Information given:
-*-*-

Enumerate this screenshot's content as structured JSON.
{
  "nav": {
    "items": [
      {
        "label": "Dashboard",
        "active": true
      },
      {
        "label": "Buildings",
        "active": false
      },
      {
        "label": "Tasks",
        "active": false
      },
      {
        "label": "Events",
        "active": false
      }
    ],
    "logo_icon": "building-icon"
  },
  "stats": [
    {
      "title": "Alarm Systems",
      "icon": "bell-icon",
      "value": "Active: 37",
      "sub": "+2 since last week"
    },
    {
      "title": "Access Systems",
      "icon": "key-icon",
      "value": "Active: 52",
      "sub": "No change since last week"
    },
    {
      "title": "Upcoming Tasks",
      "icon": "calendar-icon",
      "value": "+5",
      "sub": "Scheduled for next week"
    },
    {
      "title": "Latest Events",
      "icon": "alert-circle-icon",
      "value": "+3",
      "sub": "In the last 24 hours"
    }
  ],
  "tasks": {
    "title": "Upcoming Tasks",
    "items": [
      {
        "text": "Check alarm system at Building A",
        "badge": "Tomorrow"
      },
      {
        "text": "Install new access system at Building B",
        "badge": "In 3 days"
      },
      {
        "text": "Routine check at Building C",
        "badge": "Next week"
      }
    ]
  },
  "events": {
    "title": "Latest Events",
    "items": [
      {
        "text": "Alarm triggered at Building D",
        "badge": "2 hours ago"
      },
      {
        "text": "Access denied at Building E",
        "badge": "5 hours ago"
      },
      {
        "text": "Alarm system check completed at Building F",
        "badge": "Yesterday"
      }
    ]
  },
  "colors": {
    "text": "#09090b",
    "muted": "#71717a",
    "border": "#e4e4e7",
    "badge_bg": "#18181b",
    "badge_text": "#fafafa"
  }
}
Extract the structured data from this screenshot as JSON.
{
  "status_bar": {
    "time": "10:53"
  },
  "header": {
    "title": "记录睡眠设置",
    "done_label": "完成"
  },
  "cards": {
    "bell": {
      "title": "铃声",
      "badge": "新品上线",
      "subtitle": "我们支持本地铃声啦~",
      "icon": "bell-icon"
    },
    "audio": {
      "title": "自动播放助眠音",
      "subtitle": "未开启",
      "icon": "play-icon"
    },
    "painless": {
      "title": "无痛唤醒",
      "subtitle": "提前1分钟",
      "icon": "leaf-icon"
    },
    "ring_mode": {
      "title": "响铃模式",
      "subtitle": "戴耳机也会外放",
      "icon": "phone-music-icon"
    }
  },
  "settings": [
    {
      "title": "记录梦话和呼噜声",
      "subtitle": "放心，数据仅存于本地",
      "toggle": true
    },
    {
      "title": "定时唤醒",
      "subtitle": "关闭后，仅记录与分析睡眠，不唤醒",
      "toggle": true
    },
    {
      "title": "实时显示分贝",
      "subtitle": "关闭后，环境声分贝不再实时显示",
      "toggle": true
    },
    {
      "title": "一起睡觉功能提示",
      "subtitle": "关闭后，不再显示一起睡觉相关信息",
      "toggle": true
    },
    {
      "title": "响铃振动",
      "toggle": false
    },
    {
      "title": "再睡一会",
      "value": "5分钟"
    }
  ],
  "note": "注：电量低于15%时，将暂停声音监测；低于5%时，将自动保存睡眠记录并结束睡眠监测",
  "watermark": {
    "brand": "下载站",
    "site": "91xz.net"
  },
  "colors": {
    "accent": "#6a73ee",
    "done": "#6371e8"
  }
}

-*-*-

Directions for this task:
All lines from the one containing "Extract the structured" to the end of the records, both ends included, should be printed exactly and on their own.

Solved problem:
Extract the structured data from this screenshot as JSON.
{
  "status_bar": {
    "time": "10:53"
  },
  "header": {
    "title": "记录睡眠设置",
    "done_label": "完成"
  },
  "cards": {
    "bell": {
      "title": "铃声",
      "badge": "新品上线",
      "subtitle": "我们支持本地铃声啦~",
      "icon": "bell-icon"
    },
    "audio": {
      "title": "自动播放助眠音",
      "subtitle": "未开启",
      "icon": "play-icon"
    },
    "painless": {
      "title": "无痛唤醒",
      "subtitle": "提前1分钟",
      "icon": "leaf-icon"
    },
    "ring_mode": {
      "title": "响铃模式",
      "subtitle": "戴耳机也会外放",
      "icon": "phone-music-icon"
    }
  },
  "settings": [
    {
      "title": "记录梦话和呼噜声",
      "subtitle": "放心，数据仅存于本地",
      "toggle": true
    },
    {
      "title": "定时唤醒",
      "subtitle": "关闭后，仅记录与分析睡眠，不唤醒",
      "toggle": true
    },
    {
      "title": "实时显示分贝",
      "subtitle": "关闭后，环境声分贝不再实时显示",
      "toggle": true
    },
    {
      "title": "一起睡觉功能提示",
      "subtitle": "关闭后，不再显示一起睡觉相关信息",
      "toggle": true
    },
    {
      "title": "响铃振动",
      "toggle": false
    },
    {
      "title": "再睡一会",
      "value": "5分钟"
    }
  ],
  "note": "注：电量低于15%时，将暂停声音监测；低于5%时，将自动保存睡眠记录并结束睡眠监测",
  "watermark": {
    "brand": "下载站",
    "site": "91xz.net"
  },
  "colors": {
    "accent": "#6a73ee",
    "done": "#6371e8"
  }
}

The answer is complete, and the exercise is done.